BRIEF: Reading the records beneath this task, work out how many lines contain the word "label" and reply with only that number.

►

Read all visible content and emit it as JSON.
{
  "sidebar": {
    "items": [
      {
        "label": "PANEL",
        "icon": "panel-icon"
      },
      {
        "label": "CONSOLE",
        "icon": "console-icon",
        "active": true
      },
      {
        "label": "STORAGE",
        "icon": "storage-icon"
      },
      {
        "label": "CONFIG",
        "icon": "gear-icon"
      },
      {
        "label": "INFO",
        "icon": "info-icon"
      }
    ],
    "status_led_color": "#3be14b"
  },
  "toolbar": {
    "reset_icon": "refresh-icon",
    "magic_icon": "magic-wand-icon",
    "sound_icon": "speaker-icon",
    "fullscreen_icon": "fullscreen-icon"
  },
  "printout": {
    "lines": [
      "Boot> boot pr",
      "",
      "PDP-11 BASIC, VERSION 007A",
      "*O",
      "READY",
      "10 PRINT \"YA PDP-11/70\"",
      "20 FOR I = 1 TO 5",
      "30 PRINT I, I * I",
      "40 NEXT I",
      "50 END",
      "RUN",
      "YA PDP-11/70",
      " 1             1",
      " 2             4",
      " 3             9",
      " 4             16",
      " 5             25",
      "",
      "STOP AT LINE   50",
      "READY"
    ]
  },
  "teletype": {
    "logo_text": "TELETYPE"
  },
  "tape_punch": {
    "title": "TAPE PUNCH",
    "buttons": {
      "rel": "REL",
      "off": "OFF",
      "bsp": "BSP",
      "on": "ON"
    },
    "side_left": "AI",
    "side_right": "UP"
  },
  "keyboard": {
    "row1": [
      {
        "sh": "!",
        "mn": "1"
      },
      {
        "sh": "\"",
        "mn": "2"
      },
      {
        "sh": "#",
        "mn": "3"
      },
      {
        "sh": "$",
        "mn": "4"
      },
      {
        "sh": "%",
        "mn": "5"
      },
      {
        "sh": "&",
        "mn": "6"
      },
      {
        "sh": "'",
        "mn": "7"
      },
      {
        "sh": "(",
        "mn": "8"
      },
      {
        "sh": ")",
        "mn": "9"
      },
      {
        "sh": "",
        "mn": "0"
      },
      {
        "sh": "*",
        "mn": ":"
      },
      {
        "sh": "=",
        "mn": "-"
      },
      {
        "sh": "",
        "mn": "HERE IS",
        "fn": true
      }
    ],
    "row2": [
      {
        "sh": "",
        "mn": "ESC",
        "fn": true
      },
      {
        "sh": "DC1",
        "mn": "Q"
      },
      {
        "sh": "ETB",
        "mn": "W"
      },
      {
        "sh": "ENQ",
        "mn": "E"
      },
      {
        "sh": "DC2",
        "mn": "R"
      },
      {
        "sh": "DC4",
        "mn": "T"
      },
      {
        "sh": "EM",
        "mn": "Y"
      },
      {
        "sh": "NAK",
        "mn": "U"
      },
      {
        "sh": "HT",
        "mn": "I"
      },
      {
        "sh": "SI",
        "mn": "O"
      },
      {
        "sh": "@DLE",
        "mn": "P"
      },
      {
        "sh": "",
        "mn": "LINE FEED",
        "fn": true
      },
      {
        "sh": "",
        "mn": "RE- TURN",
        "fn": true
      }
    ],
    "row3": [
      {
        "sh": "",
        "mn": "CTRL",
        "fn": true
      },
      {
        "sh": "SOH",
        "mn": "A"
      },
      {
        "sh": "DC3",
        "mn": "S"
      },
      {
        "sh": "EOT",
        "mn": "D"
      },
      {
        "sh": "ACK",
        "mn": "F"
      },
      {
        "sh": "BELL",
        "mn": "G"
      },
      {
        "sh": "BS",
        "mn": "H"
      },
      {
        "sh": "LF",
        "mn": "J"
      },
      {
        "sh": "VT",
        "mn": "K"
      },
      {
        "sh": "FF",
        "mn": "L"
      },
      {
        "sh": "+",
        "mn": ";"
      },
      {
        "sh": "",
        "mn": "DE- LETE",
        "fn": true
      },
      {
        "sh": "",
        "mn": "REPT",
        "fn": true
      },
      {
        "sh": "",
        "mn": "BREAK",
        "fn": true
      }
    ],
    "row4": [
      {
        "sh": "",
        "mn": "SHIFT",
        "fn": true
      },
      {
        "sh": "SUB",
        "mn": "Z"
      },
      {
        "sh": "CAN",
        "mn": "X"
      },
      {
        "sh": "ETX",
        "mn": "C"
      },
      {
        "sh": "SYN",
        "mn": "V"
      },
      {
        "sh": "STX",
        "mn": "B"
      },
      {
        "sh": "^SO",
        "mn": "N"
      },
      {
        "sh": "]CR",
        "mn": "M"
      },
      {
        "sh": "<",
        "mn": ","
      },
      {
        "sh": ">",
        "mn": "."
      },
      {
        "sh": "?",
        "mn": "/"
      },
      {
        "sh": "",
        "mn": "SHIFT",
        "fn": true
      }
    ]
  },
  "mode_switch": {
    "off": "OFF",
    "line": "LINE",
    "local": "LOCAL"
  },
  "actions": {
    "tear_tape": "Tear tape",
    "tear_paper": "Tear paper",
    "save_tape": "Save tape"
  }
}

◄

ANSWER FOR THIS EXERCISE: 5